This was clearly a complete default on what was agreed with the university legislature. The whole purpose of the project was to come up with some ideas and approaches that existing departments have filtered out because of their extreme political bias.
At this stage, Carvalho Flores rejected the plan and insisted on continuing with the one agreed with the legislature. He then reported what had happened to potential donors, which apparently led them to contact people in government who supported the plan. To our concern, the result of this communication was that the Chair of the Board of Regents, Kevin LTF, banned Carlos from any further involvement in the Institute.
Here was the moment when the project could be saved. Either the government could come and insist on following the original plan, or potential donors could present a united front demanding follow-through and the creation of a meaningful institute. Instead, everyone is totally drifting towards university.
Carlos was uninvitedly separated from a planned meeting between him and the donors, apparently at the urging of the UT president, who instead attended the meeting. Two of the three main donors have fully agreed to bring all the faculties together and come up with a plan to effectively end any statement on their behalf, excluding him from all subsequent involvement.
There was then a successful campaign to discredit Carlos’ character, in line with that effort (significantly led by Richard Flores) to weaken Rob Kuns, the last UT-Austin faculty member to attempt such an effort.
We continue to fight for the original vision, exactly why the Flores plan would be nothing more than an inverse fruitful fig leaf, but all our support evaporated as the university dug up. In the end, it was the conservative politicians and donors, not the Marxist faculty. , Which brought it down from their reluctance to face a so-called prestigious Texas organization.

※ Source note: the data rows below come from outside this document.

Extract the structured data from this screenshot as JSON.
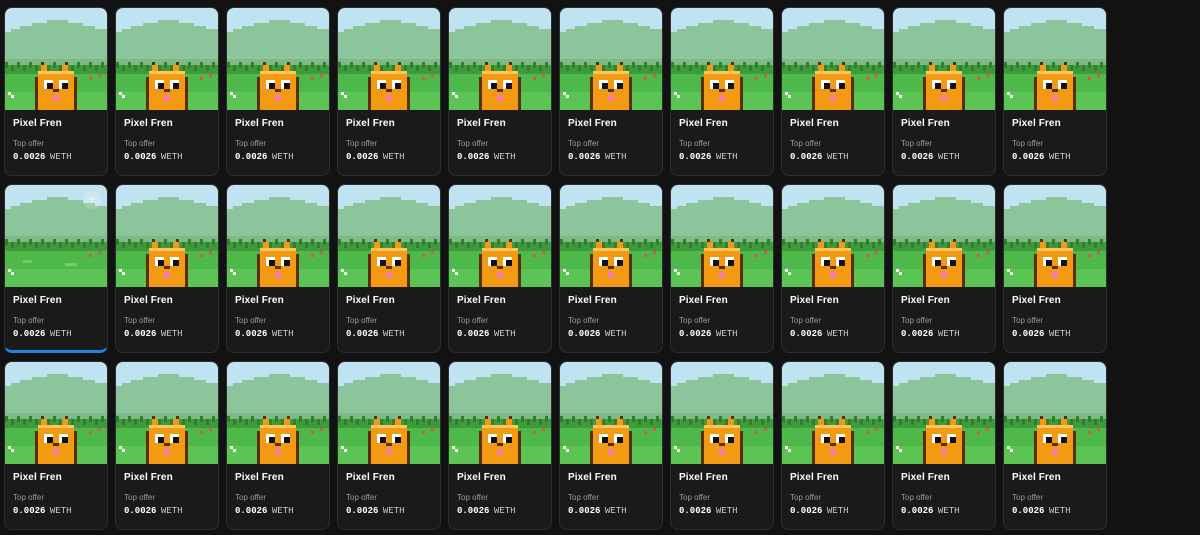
{
  "grid": {
    "columns": 10,
    "cards": [
      {
        "name": "Pixel Fren",
        "offer_label": "Top offer",
        "price": "0.0026",
        "currency": "WETH",
        "variant": "cat",
        "selected": false
      },
      {
        "name": "Pixel Fren",
        "offer_label": "Top offer",
        "price": "0.0026",
        "currency": "WETH",
        "variant": "cat",
        "selected": false
      },
      {
        "name": "Pixel Fren",
        "offer_label": "Top offer",
        "price": "0.0026",
        "currency": "WETH",
        "variant": "cat",
        "selected": false
      },
      {
        "name": "Pixel Fren",
        "offer_label": "Top offer",
        "price": "0.0026",
        "currency": "WETH",
        "variant": "cat",
        "selected": false
      },
      {
        "name": "Pixel Fren",
        "offer_label": "Top offer",
        "price": "0.0026",
        "currency": "WETH",
        "variant": "cat",
        "selected": false
      },
      {
        "name": "Pixel Fren",
        "offer_label": "Top offer",
        "price": "0.0026",
        "currency": "WETH",
        "variant": "cat",
        "selected": false
      },
      {
        "name": "Pixel Fren",
        "offer_label": "Top offer",
        "price": "0.0026",
        "currency": "WETH",
        "variant": "cat",
        "selected": false
      },
      {
        "name": "Pixel Fren",
        "offer_label": "Top offer",
        "price": "0.0026",
        "currency": "WETH",
        "variant": "cat",
        "selected": false
      },
      {
        "name": "Pixel Fren",
        "offer_label": "Top offer",
        "price": "0.0026",
        "currency": "WETH",
        "variant": "cat",
        "selected": false
      },
      {
        "name": "Pixel Fren",
        "offer_label": "Top offer",
        "price": "0.0026",
        "currency": "WETH",
        "variant": "cat",
        "selected": false
      },
      {
        "name": "Pixel Fren",
        "offer_label": "Top offer",
        "price": "0.0026",
        "currency": "WETH",
        "variant": "empty",
        "selected": true,
        "add_icon": "plus-icon"
      },
      {
        "name": "Pixel Fren",
        "offer_label": "Top offer",
        "price": "0.0026",
        "currency": "WETH",
        "variant": "cat",
        "selected": false
      },
      {
        "name": "Pixel Fren",
        "offer_label": "Top offer",
        "price": "0.0026",
        "currency": "WETH",
        "variant": "cat",
        "selected": false
      },
      {
        "name": "Pixel Fren",
        "offer_label": "Top offer",
        "price": "0.0026",
        "currency": "WETH",
        "variant": "cat",
        "selected": false
      },
      {
        "name": "Pixel Fren",
        "offer_label": "Top offer",
        "price": "0.0026",
        "currency": "WETH",
        "variant": "cat",
        "selected": false
      },
      {
        "name": "Pixel Fren",
        "offer_label": "Top offer",
        "price": "0.0026",
        "currency": "WETH",
        "variant": "cat",
        "selected": false
      },
      {
        "name": "Pixel Fren",
        "offer_label": "Top offer",
        "price": "0.0026",
        "currency": "WETH",
        "variant": "cat",
        "selected": false
      },
      {
        "name": "Pixel Fren",
        "offer_label": "Top offer",
        "price": "0.0026",
        "currency": "WETH",
        "variant": "cat",
        "selected": false
      },
      {
        "name": "Pixel Fren",
        "offer_label": "Top offer",
        "price": "0.0026",
        "currency": "WETH",
        "variant": "cat",
        "selected": false
      },
      {
        "name": "Pixel Fren",
        "offer_label": "Top offer",
        "price": "0.0026",
        "currency": "WETH",
        "variant": "cat",
        "selected": false
      },
      {
        "name": "Pixel Fren",
        "offer_label": "Top offer",
        "price": "0.0026",
        "currency": "WETH",
        "variant": "cat",
        "selected": false
      },
      {
        "name": "Pixel Fren",
        "offer_label": "Top offer",
        "price": "0.0026",
        "currency": "WETH",
        "variant": "cat",
        "selected": false
      },
      {
        "name": "Pixel Fren",
        "offer_label": "Top offer",
        "price": "0.0026",
        "currency": "WETH",
        "variant": "cat",
        "selected": false
      },
      {
        "name": "Pixel Fren",
        "offer_label": "Top offer",
        "price": "0.0026",
        "currency": "WETH",
        "variant": "cat",
        "selected": false
      },
      {
        "name": "Pixel Fren",
        "offer_label": "Top offer",
        "price": "0.0026",
        "currency": "WETH",
        "variant": "cat",
        "selected": false
      },
      {
        "name": "Pixel Fren",
        "offer_label": "Top offer",
        "price": "0.0026",
        "currency": "WETH",
        "variant": "cat",
        "selected": false
      },
      {
        "name": "Pixel Fren",
        "offer_label": "Top offer",
        "price": "0.0026",
        "currency": "WETH",
        "variant": "cat",
        "selected": false
      },
      {
        "name": "Pixel Fren",
        "offer_label": "Top offer",
        "price": "0.0026",
        "currency": "WETH",
        "variant": "cat",
        "selected": false
      },
      {
        "name": "Pixel Fren",
        "offer_label": "Top offer",
        "price": "0.0026",
        "currency": "WETH",
        "variant": "cat",
        "selected": false
      },
      {
        "name": "Pixel Fren",
        "offer_label": "Top offer",
        "price": "0.0026",
        "currency": "WETH",
        "variant": "cat",
        "selected": false
      }
    ]
  },
  "colors": {
    "background": "#121212",
    "card": "#1a1a1b",
    "accent": "#2081e2",
    "sky": "#bfe3f0",
    "hills": "#8cc49c",
    "grass": "#4fb84a",
    "cat": "#f29a12"
  }
}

At this point, President Hartzel began his campaign to maintain the illusion of the Liberty Institute’s progress. He formed a faculty committee that included Lauren Pangel, who was brought in as a professor at UT specifically to assassinate previous attempts to do something along this line.
Subsequently, a secret committee, apparently headed by William Inboden, began a “search” for a director. The search immediately focused on a single name, Justin Dyer, who founded the Kinder Institute at the University of Missouri, took money from conservative donors but coordinated with a leftist to create something that could be used to protect the university from further criticism without challenging it. . Campus orthodoxy.
Dyer and Inboden apparently have a long relationship. Dyer was even giving information about the faculty working on the UT project in Inboden and the president’s office. We never saw a posting or learned about the search until it was basically over, giving us the opportunity to bring in alternative candidates who would actually support the plan.
Notably, despite clear doubts about his quality as an academic, Dyer received a favorable term vote. Academic standards and state objectives were sacrificed to avoid clashes with leftists while creating the appearance of activity.
Thus, we have now started an institute that will be both intellectually mediocre (optimal) and does not have the ability to fulfill the mission of bringing low-prepared but important ideas to campus. The extreme hostility of the faculty towards this project shows the desperate need for something serious along this line. However, with the current administration of UT-Austin, nothing will be possible without the direct intervention of the state.